Free Malaysia Today
Singapore has made its position on minimum wage as clear as those jousting for it: there will be none of it as far as the city-state is concerned.
That much came became clear when the Republic’s labour chief, Lim Swee Say, argued forcefully against the implementation of such a scheme.
In excerpts carried by the nation’s only “visible” broadsheet, The Straits Times, Lim, who is also a minister in the Singapore Cabinet, said a minimum wage policy will “not work”.
Instead what he advocates is a so-called regime of promoting minimum skills for the nation’s workforce — a typical throwback to Confucian precepts of teaching a man to fish rather than giving him a fish every day!
There is nothing morally wrong with what Lim had proposed. Even ideologically, too, such a scheme is very much in keeping with the city-state’s preference for self-reliance over any remotely perceived notion of taking hand-outs.
But as matters stand, today’s world is far more complex than the medieval China the sage extolled.
And today’s world is also certainly more economically dynamic than the pastoral world from where Confucius preached.
Minimum wage will almost certainly be a hot political potato in the run-up to the general election, which the city-state must call by February 2012.
A similar bread-and-butter issue which became a hot topic in the 1984 general election was the mandatory retirement age.
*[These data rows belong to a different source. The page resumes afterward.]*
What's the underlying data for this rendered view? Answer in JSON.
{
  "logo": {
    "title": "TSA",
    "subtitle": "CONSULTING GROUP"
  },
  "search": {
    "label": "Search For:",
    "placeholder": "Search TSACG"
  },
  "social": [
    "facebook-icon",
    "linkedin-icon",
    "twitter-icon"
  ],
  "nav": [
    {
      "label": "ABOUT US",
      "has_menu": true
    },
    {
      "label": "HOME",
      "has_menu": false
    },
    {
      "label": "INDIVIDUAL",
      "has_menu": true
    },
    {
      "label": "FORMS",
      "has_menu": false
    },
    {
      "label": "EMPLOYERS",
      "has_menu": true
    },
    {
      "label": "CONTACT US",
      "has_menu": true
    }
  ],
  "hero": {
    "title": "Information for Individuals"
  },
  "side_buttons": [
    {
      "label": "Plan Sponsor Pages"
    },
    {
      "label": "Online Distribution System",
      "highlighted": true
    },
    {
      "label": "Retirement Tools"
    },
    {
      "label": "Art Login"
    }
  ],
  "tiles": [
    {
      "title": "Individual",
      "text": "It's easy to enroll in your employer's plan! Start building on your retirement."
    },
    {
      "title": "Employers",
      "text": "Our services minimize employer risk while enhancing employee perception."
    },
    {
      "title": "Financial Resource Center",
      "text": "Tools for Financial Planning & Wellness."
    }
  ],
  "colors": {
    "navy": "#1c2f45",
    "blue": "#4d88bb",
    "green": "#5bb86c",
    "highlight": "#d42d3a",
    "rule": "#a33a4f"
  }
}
The same ruling clique of the Peoples’ Action Party (PAP) announced that it would defer the mandatory retirement age.
This controversy in Singapore some 26 years ago caused a swing in votes. It was a “watershed” of sorts because for the first time in many years the Singaporean electorate was riveted to highly-charged political debates, something never before seen in the nation’s long history.
Disparity in treatment
According to the Temasek Review, “inequalities can only expand” if a minimum wage policy is not followed through.
The website’s main grouse has been of the disparity in treatment meted out to landlords and the minions (workers) serving their bosses meekly.
“You never hear Lim (Swee Say) urging landlords to keep rents low or that electricity tariff, which is the second highest in the world, should be reduced to keep Singapore competitive. Lim believes in making workers ‘cheaper’ to stay competitive as part of his CBF (cheaper, better faster) strategy.”
Yet, based on anecdotal and empirical evidence, it cannot be dismissed that an underclass in Singapore is indeed growing.
And that, according to the website, has largely to do with the “influx of cheap imported labour, regressive taxation policies and erosion of labour rights and benefits”.
Singapore has always opined that it does not have the natural resources that Malaysia and other neighbouring countries have for it to hand out largesse.
Hong Kong, too, does not have the kind of resources that Malaysia has.